If you’ve received this year’s tax refund, did you spend it wisely? Have you saved it or did you go out and treat yourself? It can be very tempting when getting your highly anticipated refund, to go straight out and splurge on something fun. But, for the longer-term planners and those who want bigger gains, there are other more useful and effective ways of leveraging your annual cash injection.
1. Get free: Reduce or eliminate your debt
Household debt can really hold families back from financial freedom. If you’ve got credit cards or loans, your tax return is the perfect way to start paying those down and put you in a better financial position. So where do you start? With the high interest debts like short-term loans and credit cards. If you have more than one, start by paying off the account with the highest interest rate. This is the best way to help you reduce the amount of interest you pay and save more money in the long-run.
2. Plan for the future
Consider boosting your retirement fund by topping up your superannuation or making an investment. Research shows that investing your annual tax return into your super can reap huge rewards when it comes time to retire. Plus, if you’re one of the 3 million+ Australians who took their super out under the Government’s Superannuation Early Release Scheme, then it’s a good idea to consider topping that back up using your tax refund.

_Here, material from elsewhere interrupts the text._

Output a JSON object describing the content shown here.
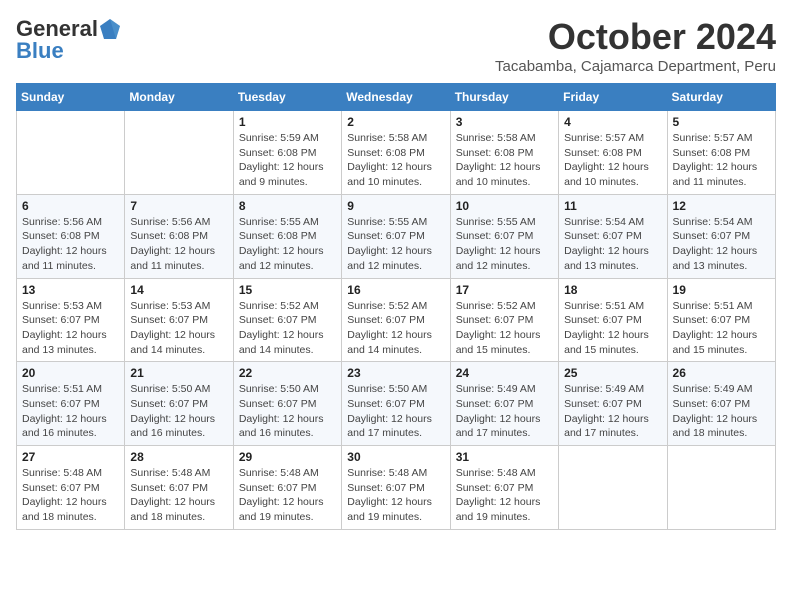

3. Add to your mortgage
A mortgage for most people is the single biggest debt you’ll pay off in your life. If you’ve got a mortgage, consider adding your tax refund into your mortgage’s offset account or redraw facility. This is a fantastic way to reduce interest on your loan, while still giving you full access to the money if you were to need it down the track.
4. Create a rainy day fund
Did someone say COVID? Many families struggled financially in 2020 as a result of the Coronavirus pandemic. A nicely sized savings fund may help you out if the worst were to happen and you suddenly needed access to money either for medical bills, to replace a lost wage, or other emergency. By putting your tax away each year into a ‘rainy day fund’ this can give you and your family peace of mind no matter what life throws your way.
5. Renovate your house
Does your home need repairs or a revamp? If you’re planning to refinance or sell your house any time soon, your tax refund can help fund some of that renovation work you’ve been putting off. By being smart about your renovations and picking projects that will add the most value to your home, you can make a tidy profit when it comes time to sell and move on.
6. Buy the essential big ticket items
If you’ve got any one-off purchases to make that are hard to save for throughout the year with your regular spending money, your tax refund is a great way to fund these purchases. Maybe your washing machine is broken, you’ve been putting off an elective medical procedure or your car needs repairs. Whatever the big ticket purchases are which you’ve been putting off, consider using your tax refund each year to cover these, so it doesn’t impact your regular income or require saving.
7. Donate to charity
Consider donating your tax refund to a charitable cause, not only will this ensure your money is put to good use, it’ll make you feel good and it’s tax deductible for the next financial year. Make sure if you’re going to do this, that you don’t have any more pressing debt that should be paid off first. Or consider splitting it - every little bit counts!
8. Sit down with a professional
Last but not least, sit down with a professional to discuss the best way to spend your money. Our tax professionals can assist in planning for next year’s return by advising on what records you should keep to boost your refund. Plus, our fees are tax deductible (which is also great for next year's return!).
And if you haven’t done your taxes this year, it’s not too late. Come into one of our offices and we’ll guarantee you the maximised return available. You now know how to spend it wisely! Call us today on 1300 555 773 or simply book in an appointment.